“The Department of Veterans Affairs this spring commissioned a small pilot study to look into the link between liver flukes ingested through raw or undercooked fish and a rare bile duct cancer,” the Daily Mail reports.

Many who were infected by cholangiocarcinoma show no signs of infection for decades. Once the onset of symptoms begin, the pain becomes excruciating. And it is often too late to do anything.

“This combination of file photos provided by their families shows some of the hundreds of U.S. veterans of the Vietnam War who suffered from cholangiocarcinoma, a rare bile duct cancer believed to be linked to liver fluke parasites in raw or poorly cooked river fish.”

“Top row from left are Andrew G. Breczewski, Arthur R. Duhon Sr., Clarence E. Sauer, Dennis Anthony Reinhold, Donald Edward Fiechter, George Jardine, Horst Alexander Koslowsky, Hugo Rocha and James Robert Zimmerman. Second row from left are James Vincent Kondreck, John J. Skahill Jr., Johnny Herald, Leonard H. Chubb, Louis A. DiPietro, Mario Petitti, Mark M. Lipman, Marvin H. Edwards and Michael Kimmons. Third row from left are Mike Brown, Paul Smith, Pete Harrison, Peter D. Antoine, Ralph E. Black, Ricardo Ortiz Jr., Richard Anthony Munoz, Robert J. Fossett Jr. and Robert L. Boring. Fourth row from left are Robert Lee Phelps, Ronald Lee Whitman, Thomas F. Brock, Thomas M.”

The Northport VA Medical Center in New York collected blood samples and sent them to a lab at Seoul National University in South Korea.More than 20% of those samples tested positive.

The study was small, though. 50 veterans were tested. The parasites are common around the world, but not in America. After the tests came back with such high numbers, the VA began asking questions. It seems more than 700 veterans have been treated for cholangiocarcinoma in the last15 years.

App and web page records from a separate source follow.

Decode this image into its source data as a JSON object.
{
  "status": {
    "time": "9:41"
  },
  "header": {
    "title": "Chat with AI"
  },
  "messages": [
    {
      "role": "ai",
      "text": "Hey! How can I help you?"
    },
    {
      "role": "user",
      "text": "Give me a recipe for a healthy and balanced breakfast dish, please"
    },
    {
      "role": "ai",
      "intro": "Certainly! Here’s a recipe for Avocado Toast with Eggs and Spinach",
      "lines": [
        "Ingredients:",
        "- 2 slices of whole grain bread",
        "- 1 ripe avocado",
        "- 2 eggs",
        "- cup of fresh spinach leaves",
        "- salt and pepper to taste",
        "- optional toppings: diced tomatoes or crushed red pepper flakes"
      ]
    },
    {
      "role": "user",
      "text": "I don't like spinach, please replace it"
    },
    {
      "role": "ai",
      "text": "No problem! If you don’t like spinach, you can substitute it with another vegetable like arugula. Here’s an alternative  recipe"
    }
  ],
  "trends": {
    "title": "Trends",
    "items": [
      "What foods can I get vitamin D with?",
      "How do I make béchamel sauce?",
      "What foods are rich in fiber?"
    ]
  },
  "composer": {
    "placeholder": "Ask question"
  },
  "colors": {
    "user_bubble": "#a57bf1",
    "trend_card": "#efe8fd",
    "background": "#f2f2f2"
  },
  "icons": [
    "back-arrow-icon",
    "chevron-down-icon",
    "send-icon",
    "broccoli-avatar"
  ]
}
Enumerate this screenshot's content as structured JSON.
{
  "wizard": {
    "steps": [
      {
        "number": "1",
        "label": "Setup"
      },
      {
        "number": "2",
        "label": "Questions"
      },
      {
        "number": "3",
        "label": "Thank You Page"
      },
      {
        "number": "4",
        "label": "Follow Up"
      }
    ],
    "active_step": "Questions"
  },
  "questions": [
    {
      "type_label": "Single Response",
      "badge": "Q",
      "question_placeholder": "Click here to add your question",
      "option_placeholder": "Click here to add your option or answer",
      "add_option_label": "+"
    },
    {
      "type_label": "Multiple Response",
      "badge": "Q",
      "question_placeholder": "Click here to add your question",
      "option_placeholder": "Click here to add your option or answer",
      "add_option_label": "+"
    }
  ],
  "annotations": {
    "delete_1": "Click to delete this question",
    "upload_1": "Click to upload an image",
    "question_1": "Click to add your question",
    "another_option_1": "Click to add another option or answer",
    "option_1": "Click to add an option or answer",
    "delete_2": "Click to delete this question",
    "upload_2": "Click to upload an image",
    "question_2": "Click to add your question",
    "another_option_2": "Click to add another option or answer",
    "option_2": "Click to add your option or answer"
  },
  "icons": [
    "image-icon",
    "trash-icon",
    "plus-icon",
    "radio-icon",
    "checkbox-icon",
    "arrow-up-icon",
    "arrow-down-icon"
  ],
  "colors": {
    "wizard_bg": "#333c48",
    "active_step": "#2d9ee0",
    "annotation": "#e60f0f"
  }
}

How many more may be infected is unknown. Many of those who have already been treated, or those who have succumbed to the disease, were unaware of the link to Vietnam.